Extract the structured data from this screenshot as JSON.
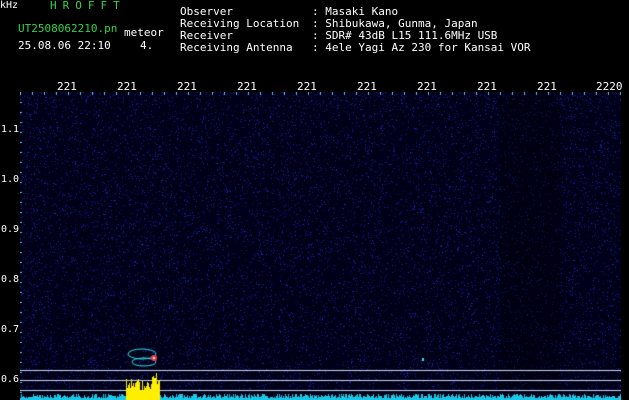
{
  "header": {
    "brand": "HROFFT",
    "filename": "UT2508062210.pn",
    "meteor_label": "meteor",
    "datetime": "25.08.06 22:10",
    "count": "4."
  },
  "info": [
    {
      "label": "Observer",
      "value": ": Masaki Kano"
    },
    {
      "label": "Receiving Location",
      "value": ": Shibukawa, Gunma, Japan"
    },
    {
      "label": "Receiver",
      "value": ": SDR# 43dB L15 111.6MHz USB"
    },
    {
      "label": "Receiving Antenna",
      "value": ": 4ele Yagi Az 230 for Kansai VOR"
    }
  ],
  "spectrogram": {
    "unit": "kHz",
    "x_ticks": [
      "221",
      "221",
      "221",
      "221",
      "221",
      "221",
      "221",
      "221",
      "221",
      "2220"
    ],
    "y_ticks": [
      "1.1",
      "1.0",
      "0.9",
      "0.8",
      "0.7",
      "0.6"
    ],
    "colors": {
      "background": "#000018",
      "noise": "#1a2ad0",
      "echo": "#30e0e0",
      "spectrum": "#19c8e6",
      "peak": "#ffee00",
      "tick": "#5fc4e8"
    }
  }
}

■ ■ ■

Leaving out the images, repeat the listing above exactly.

● **ANSWER FOR THE TASK**
Extract the structured data from this screenshot as JSON.
{
  "header": {
    "brand": "HROFFT",
    "filename": "UT2508062210.pn",
    "meteor_label": "meteor",
    "datetime": "25.08.06 22:10",
    "count": "4."
  },
  "info": [
    {
      "label": "Observer",
      "value": ": Masaki Kano"
    },
    {
      "label": "Receiving Location",
      "value": ": Shibukawa, Gunma, Japan"
    },
    {
      "label": "Receiver",
      "value": ": SDR# 43dB L15 111.6MHz USB"
    },
    {
      "label": "Receiving Antenna",
      "value": ": 4ele Yagi Az 230 for Kansai VOR"
    }
  ],
  "spectrogram": {
    "unit": "kHz",
    "x_ticks": [
      "221",
      "221",
      "221",
      "221",
      "221",
      "221",
      "221",
      "221",
      "221",
      "2220"
    ],
    "y_ticks": [
      "1.1",
      "1.0",
      "0.9",
      "0.8",
      "0.7",
      "0.6"
    ],
    "colors": {
      "background": "#000018",
      "noise": "#1a2ad0",
      "echo": "#30e0e0",
      "spectrum": "#19c8e6",
      "peak": "#ffee00",
      "tick": "#5fc4e8"
    }
  }
}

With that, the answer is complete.